In true Christmas spirit, I purchased a copy for myself. I’ve only just started looking at it, but already something has grabbed my attention, in an unexpected way.

In the “What’s in this book” part of the introduction, Kenji describes how about twenty years ago, the food scientist Harold McGee debunked the long-held notion, first promulgated in the mid-nineteenth century by German food scientist Justus von Liebig, that searing meat before roasting it locks in the juices. Kenji goes on as follows:

The question is, if debunking von Liebig’s theory was such a simple task, why did it take nearly a hundred and fifty years to do it? The answer lies in the fact that cooking has always been considered a craft, not a science. Restaurant cooks act as apprentices, learning, but not questioning, their chefs’ techniques. Home cooks follow the notes and recipes of their mothers and grandmothers or cookbooks—perhaps tweaking them here and there to suit modern tastes, but never challenging the fundamentals.

It’s only in recent times that cooks have finally begun to break out of this shell.

Sound familiar? That’s because a similarly deferential and hidebound approach is what has prevailed in contract drafting.

In fact, I can offer a more general hypothesis. You might recall this recent post, in which I compare dysfunction in medicine with dysfunction in contract drafting. Kenji’s observations lead me to think that in fields that rely heavily on individual judgment—law, medicine, cooking, and doubtless others—the tendency has been for individuals to defer unduly to what has gone before, but that is now changing, for the better.

Kenji describes cooking as a craft. In this 2014 post, I describe contract drafting as a craft. At some level, medicine is a craft, too. In saying in the preceding paragraph “rely heavily on individual judgment,” that’s just another way of saying “craft.”

I’m not an historian or futurist, so I’ll leave it at that. But just as cooks are starting to rely on a more empirical approach, contract drafters are now less inclined to slavishly follow misbegotten conventional wisdom.

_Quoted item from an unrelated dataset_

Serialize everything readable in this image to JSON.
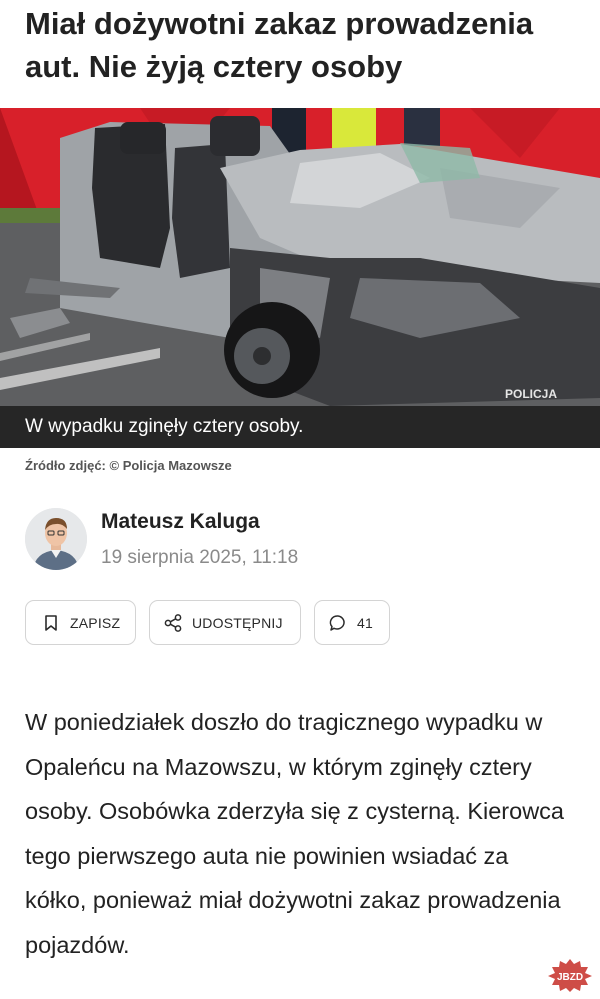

About the author

Ken Adams is the leading authority on how to say clearly whatever you want to say in a contract. He’s author of A Manual of Style for Contract Drafting, and he offers online and in-person training around the world. He’s also chief content officer of LegalSifter, Inc., a company that combines artificial intelligence and expertise to assist with review of contracts.